Sponsored by ComputerWeekly.com
2016 saw the rapid increase in the use of ransomware and a resurgence of distributed denial of service (DDoS) attacks using hijacked devices making up the internet of things (IoT) against a background of new and newly-reported breaches of personal information involving an ever-increasing number of online user accounts for a range of online services. In 2017, these trends are expected to continue as ransomware and IoT botnet malware evolve to become even more sophisticated, but there is also an increase in professional, advanced attacks – including attacks on cloud infrastructure – and the rise of data manipulation attacks, further underlining the need for a fresh approach to data security. Cyber security education and training is more important than ever to enable organisations to truly understand the risks and vulnerabilities, and then look for the most effect way to manage and mitigate them, which may include new security technologies such as behavioural analytics and artificial intelligence to tip the balance in favour of the cyber defenders.
Table Of Contents
- Ransomware expected to dominate in 2017
- Secure IoT before it kills us
- Human-machine teaming key to cyber defence, says Intel Security

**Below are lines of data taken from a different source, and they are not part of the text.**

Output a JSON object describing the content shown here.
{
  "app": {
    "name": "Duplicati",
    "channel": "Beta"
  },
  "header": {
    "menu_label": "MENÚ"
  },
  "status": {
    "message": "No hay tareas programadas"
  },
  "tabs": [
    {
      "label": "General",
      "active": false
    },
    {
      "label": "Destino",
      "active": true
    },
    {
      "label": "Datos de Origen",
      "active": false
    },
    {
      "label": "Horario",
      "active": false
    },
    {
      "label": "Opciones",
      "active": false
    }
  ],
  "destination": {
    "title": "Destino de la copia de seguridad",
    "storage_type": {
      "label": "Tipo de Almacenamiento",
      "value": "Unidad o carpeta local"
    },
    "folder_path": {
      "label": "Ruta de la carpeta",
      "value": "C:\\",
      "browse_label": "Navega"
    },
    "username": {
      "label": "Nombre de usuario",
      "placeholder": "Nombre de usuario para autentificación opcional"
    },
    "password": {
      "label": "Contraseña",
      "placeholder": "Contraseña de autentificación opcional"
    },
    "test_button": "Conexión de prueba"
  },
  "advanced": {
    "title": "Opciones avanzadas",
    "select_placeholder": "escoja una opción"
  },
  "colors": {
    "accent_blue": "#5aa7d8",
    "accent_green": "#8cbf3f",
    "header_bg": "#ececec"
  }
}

- Business needs AI defence against AI attacks, says Darktrace
- Why the time is ripe for security behaviour analytics
- 40 firms to trial IBM Watson cognitive computing for cyber security